Dan and the other riders had strokes or other neurologic conditions that had been a huge insult in their lives. When I told them I was a nurse, they were happy to sit and share their stories and tribulations. Cycling has brought back so much to their lives. They emphasize abilities not disabilities and boy do they do that with their rides around town and across the US. I could go on and on explaining how they had to relearn so much including speaking and overcoming their isolation
but you can look at his website at www.spokesfightingstrokes.org. He does a much better job of telling their stories.
As we were leaving, we all celebrated the downhill ahead of us and the fact that we made it to the top of the hill. Riding down hill with the wind in my face, I thinking about how my knee wasn't aching quite so much after our visit. We appreciate
our health and try to do something to keep these bodies strong everyday. We never know when it will be our turn to get wacked upside the head by something out there lurking in the unknown.
Boy I ended that on a downer.... ;)


  1. That's long hill up to Usery, congrats to all of you for making that ride. My neighbor is an adaptive using only his upper body. He's not much on cycling, but kicks butt on the tennis court.

    1. It is good to add hills for the downhill ride. Tennis has to be tough on wheels. But exercise changes everything.

  2. What an incredible story they have!! I like what you said....they emphasized abilities and not disabilities!!! We all could learn from that statement!! Yes, health is a true blessing!! I was "wacked upside the head" two years ago!! Keep on moving :-)
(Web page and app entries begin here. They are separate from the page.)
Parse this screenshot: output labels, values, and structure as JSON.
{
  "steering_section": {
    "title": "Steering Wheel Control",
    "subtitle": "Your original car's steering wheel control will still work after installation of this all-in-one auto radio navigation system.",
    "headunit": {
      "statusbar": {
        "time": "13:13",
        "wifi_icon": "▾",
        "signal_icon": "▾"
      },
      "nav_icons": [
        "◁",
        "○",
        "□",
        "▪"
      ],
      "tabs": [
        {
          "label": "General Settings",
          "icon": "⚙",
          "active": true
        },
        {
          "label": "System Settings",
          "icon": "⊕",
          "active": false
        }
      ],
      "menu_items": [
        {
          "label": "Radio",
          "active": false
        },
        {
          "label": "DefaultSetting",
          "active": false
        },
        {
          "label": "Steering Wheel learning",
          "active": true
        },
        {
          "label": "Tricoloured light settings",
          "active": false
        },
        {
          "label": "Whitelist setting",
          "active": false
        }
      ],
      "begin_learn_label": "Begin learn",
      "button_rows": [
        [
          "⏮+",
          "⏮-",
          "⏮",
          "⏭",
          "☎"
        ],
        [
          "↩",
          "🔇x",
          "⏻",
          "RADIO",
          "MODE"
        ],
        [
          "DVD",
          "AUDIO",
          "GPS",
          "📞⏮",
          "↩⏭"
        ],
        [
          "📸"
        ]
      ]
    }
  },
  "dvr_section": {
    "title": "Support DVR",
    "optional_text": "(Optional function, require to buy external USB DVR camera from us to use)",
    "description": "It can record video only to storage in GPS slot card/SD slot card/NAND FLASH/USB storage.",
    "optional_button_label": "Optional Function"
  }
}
  3. It's always so inspiring to see the enormous challenges that people can overcome. You're right, it puts everything in perspective. Here's to living and loving every day!

  4. The brain is amazing and loves exercise and stimulation but not isolation.

  5. We're in FL now but thinking about AZ next year.

  6. What a great organization! I've often wonder what it would be like if I could no longer hike. I don't like to think of that. We'll be in Surprise area during Feb, maybe we'll be close enough for a vist at some point. We will be spending a few days end of Jan beginning of Feb on our way to Surprise, I just don't know what route yet.

  7. It would be fun to get together. I bet we will cross paths someday. I agree about how difficult it would be to not have our health.